There is much to explore and learn about the community of Pompei and the people who lived and died when their city was swallowed in ash and soot without warning, following an eruption by Mt Vesuvius in AD 79, leaving the town in a perpetual frozen moment.
Pompei is fascinating and arranging a guide during your visit will enable you to get the most from your Pompei experience, with many tours available ranging from 1 to 6 hours, conducted by local, knowledgeable people.
Pompeii is in Campania, Italy, not far from Naples. Its major attraction is the ruined ancient Roman city of the same name, which was engulfed by Mt.Vesuvius in AD 79. This is a UNESCO World Heritage Site.
Romans took control of Pompeii around 200 BC. On August 24, 79 AD, Vesuvius erupted, burying the nearby town of Pompeii in ash and soot, killing 20,000 people, and preserving the city in its state from that fateful day. Pompeii is an excavation site and outdoor museum of the ancient Roman settlement.
This site is considered to be one of the few sites where an ancient city has been preserved in detail – everything from jars and tables to paintings and people was frozen in time, yielding, together with neighbouring Herculaneum which suffered the same fate, an unprecedented opportunity to see how the people lived two thousand years ago.
Other things to look for when walking around are:
The Ground surface – You will see in the ground there are small tiles called cat’s eyes. The moon’s light or candle light reflects off these tiles and gave light, so people could see where they were walking at night.
Bars and Bakeries – You will walk past where their bars and bakeries once existed. The bars had counters with three to four holes in them. They have water or other beverages available in the holes. The bakeries’ ovens look similar to the old brick stone oven. The House of the Baker has a garden area with millstones of lava used for grinding the wheat.

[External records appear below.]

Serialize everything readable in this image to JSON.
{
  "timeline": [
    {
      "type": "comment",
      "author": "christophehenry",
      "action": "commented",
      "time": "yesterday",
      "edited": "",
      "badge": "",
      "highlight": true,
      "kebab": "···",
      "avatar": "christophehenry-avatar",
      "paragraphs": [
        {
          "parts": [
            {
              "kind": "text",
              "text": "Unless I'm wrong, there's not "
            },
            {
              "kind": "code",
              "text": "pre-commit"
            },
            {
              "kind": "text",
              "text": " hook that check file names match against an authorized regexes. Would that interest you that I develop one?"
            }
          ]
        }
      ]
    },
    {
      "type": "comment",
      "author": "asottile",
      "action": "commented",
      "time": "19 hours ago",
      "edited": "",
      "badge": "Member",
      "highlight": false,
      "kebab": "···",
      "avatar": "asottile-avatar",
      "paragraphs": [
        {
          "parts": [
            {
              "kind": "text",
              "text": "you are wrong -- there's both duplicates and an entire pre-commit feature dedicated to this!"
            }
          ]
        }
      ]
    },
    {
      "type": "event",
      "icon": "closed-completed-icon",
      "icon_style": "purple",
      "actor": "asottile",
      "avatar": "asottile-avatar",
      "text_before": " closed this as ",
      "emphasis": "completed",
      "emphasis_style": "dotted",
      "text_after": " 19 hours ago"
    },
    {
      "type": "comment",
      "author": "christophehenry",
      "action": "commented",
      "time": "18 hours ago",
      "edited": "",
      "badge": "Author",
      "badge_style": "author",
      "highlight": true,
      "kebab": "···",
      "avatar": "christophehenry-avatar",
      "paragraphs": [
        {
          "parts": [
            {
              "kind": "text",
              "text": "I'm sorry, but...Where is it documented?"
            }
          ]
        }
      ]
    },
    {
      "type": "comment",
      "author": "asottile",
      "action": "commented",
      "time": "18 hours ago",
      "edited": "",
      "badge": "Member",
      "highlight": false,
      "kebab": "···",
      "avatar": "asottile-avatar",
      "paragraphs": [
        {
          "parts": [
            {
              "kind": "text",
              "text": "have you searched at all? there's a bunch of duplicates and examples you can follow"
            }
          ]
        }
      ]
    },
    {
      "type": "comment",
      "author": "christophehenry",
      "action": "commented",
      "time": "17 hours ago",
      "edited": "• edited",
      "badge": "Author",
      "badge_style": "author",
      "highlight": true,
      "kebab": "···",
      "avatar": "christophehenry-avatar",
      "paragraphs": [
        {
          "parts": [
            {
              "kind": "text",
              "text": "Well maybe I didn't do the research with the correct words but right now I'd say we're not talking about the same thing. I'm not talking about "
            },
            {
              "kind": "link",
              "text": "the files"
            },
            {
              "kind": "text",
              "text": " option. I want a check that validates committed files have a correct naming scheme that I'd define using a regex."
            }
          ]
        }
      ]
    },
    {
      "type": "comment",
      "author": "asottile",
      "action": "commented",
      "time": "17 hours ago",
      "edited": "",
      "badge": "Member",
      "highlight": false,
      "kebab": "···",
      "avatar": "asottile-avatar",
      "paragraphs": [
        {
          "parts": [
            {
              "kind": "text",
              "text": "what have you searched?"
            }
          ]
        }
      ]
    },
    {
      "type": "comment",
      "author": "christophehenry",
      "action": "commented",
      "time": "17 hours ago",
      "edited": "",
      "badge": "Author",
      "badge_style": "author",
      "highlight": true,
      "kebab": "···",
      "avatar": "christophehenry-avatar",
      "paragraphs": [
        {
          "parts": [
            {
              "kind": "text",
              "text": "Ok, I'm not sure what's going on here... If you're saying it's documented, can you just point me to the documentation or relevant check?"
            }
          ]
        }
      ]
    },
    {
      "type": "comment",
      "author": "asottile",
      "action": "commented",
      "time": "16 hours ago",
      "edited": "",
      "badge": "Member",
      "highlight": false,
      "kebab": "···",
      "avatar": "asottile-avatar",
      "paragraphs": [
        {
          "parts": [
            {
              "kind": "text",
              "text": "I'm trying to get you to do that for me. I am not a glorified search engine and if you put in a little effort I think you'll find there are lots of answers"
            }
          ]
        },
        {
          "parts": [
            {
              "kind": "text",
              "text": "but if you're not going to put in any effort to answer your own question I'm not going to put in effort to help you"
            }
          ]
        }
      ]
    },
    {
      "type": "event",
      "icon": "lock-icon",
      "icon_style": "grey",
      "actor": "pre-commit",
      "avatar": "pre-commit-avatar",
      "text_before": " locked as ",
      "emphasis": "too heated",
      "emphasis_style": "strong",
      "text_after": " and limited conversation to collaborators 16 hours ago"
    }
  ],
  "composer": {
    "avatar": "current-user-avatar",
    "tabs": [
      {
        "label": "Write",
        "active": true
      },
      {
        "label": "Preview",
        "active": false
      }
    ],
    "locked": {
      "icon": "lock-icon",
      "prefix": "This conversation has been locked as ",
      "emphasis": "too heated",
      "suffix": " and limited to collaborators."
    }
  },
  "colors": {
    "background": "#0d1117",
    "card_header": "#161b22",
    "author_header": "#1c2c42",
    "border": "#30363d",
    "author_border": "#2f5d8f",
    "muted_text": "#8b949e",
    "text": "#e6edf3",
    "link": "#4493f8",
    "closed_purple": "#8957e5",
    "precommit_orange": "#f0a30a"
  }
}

Street – There are tracks for the carriages in the street for a smoother ride. There are also stone blocks in the street for pedestrians to step onto to cross the street. The sidewalks are higher than the modern sidewalk because the streets had water and waste flowing through them. The stone blocks in the street were also as high as the sidewalk, so people did not walk in the waste and water. The stone blocks were also used for what we now call speed bumps. When the carriages were going through the city, they were going fast. To avoid people from getting splashed by the water and waste they had stone blocks in the street. This would make the driver slow down when they were speeding, so they could get through the blocks. Extract under fast facts courtesy of Wikitravel.